How to complete this task: In the data that follows, find each line containing "JSON" and copy it.

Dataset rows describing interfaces
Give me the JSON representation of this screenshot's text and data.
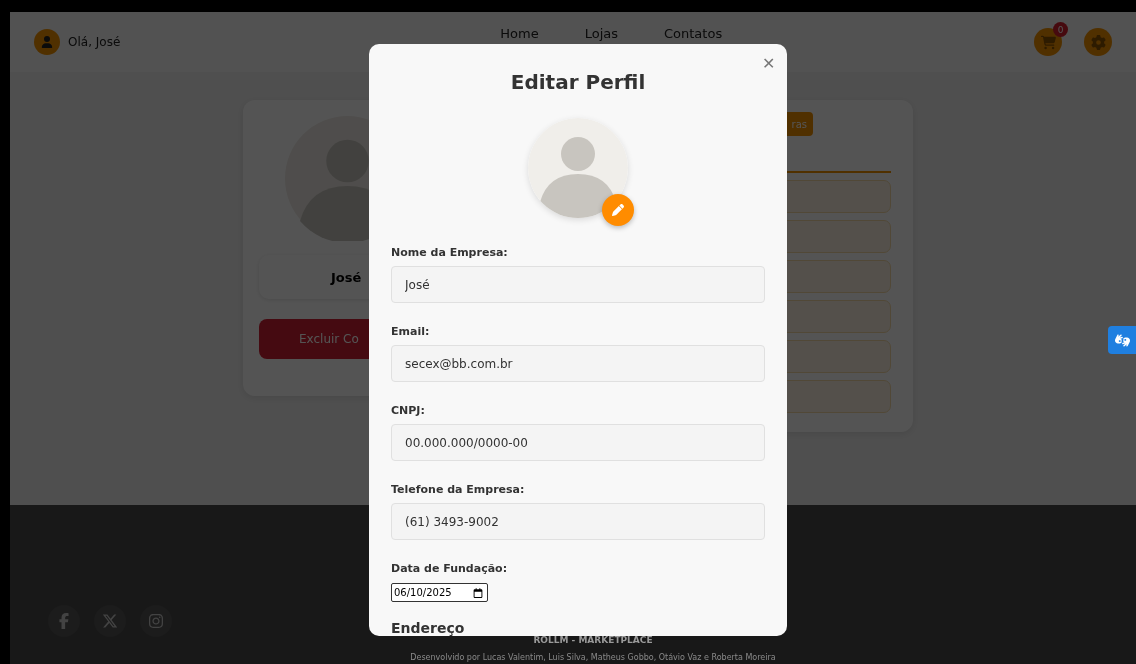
{
  "header": {
    "greeting": "Olá, José",
    "nav": [
      {
        "label": "Home"
      },
      {
        "label": "Lojas"
      },
      {
        "label": "Contatos"
      }
    ],
    "cart_badge": "0"
  },
  "profile_card": {
    "name": "José",
    "delete_button": "Excluir Co"
  },
  "orders_panel": {
    "button": "ras"
  },
  "modal": {
    "title": "Editar Perfil",
    "close": "✕",
    "fields": [
      {
        "kind": "text",
        "label": "Nome da Empresa:",
        "value": "José"
      },
      {
        "kind": "text",
        "label": "Email:",
        "value": "secex@bb.com.br"
      },
      {
        "kind": "text",
        "label": "CNPJ:",
        "value": "00.000.000/0000-00"
      },
      {
        "kind": "text",
        "label": "Telefone da Empresa:",
        "value": "(61) 3493-9002"
      },
      {
        "kind": "date",
        "label": "Data de Fundação:",
        "value": "06/10/2025"
      }
    ],
    "section_heading": "Endereço"
  },
  "footer": {
    "brand": "ROLLM - MARKETPLACE",
    "credits": "Desenvolvido por Lucas Valentim, Luis Silva, Matheus Gobbo, Otávio Vaz e Roberta Moreira"
  }
}
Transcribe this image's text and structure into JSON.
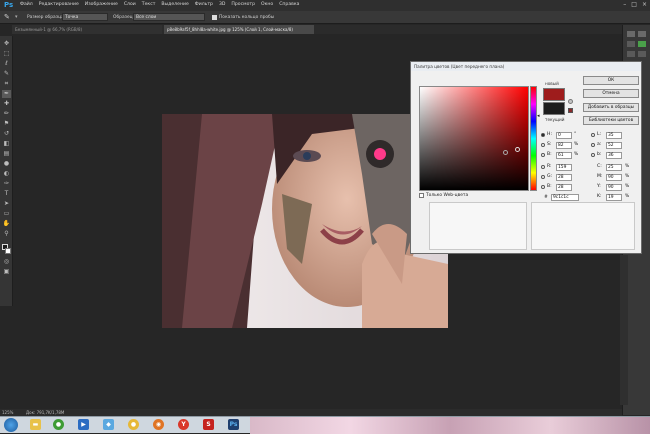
{
  "app": {
    "logo": "Ps"
  },
  "menu": [
    "Файл",
    "Редактирование",
    "Изображение",
    "Слои",
    "Текст",
    "Выделение",
    "Фильтр",
    "3D",
    "Просмотр",
    "Окно",
    "Справка"
  ],
  "options": {
    "size_label": "Размер образца:",
    "size_value": "Точка",
    "sample_label": "Образец:",
    "sample_value": "Все слои",
    "show_ring_label": "Показать кольцо пробы"
  },
  "tabs": [
    "Безымянный-1 @ 66,7% (RGB/8)",
    "p8e8b9af5f_8hhl8a-white.jpg @ 125% (Слой 1, Слой-маска/8)"
  ],
  "picker": {
    "title": "Палитра цветов (Цвет переднего плана)",
    "new_label": "новый",
    "current_label": "текущий",
    "new_color": "#9e1c1c",
    "current_color": "#1c1c1c",
    "ok": "ОК",
    "cancel": "Отмена",
    "add_swatch": "Добавить в образцы",
    "libraries": "Библиотеки цветов",
    "web_only": "Только Web-цвета",
    "fields": {
      "H": {
        "label": "H:",
        "value": "0",
        "unit": "°"
      },
      "S": {
        "label": "S:",
        "value": "82",
        "unit": "%"
      },
      "B": {
        "label": "B:",
        "value": "61",
        "unit": "%"
      },
      "R": {
        "label": "R:",
        "value": "159",
        "unit": ""
      },
      "G": {
        "label": "G:",
        "value": "28",
        "unit": ""
      },
      "Bl": {
        "label": "B:",
        "value": "28",
        "unit": ""
      },
      "L": {
        "label": "L:",
        "value": "35",
        "unit": ""
      },
      "a": {
        "label": "a:",
        "value": "52",
        "unit": ""
      },
      "b": {
        "label": "b:",
        "value": "36",
        "unit": ""
      },
      "C": {
        "label": "C:",
        "value": "25",
        "unit": "%"
      },
      "M": {
        "label": "M:",
        "value": "90",
        "unit": "%"
      },
      "Y": {
        "label": "Y:",
        "value": "90",
        "unit": "%"
      },
      "K": {
        "label": "K:",
        "value": "19",
        "unit": "%"
      },
      "hex": {
        "label": "#",
        "value": "9c1c1c"
      }
    }
  },
  "status": {
    "zoom": "125%",
    "doc": "Док: 791,7K/1,78M"
  }
}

Output for this task:
Give me the JSON representation of this screenshot's text and data.
Transcribe this image's text and structure into JSON.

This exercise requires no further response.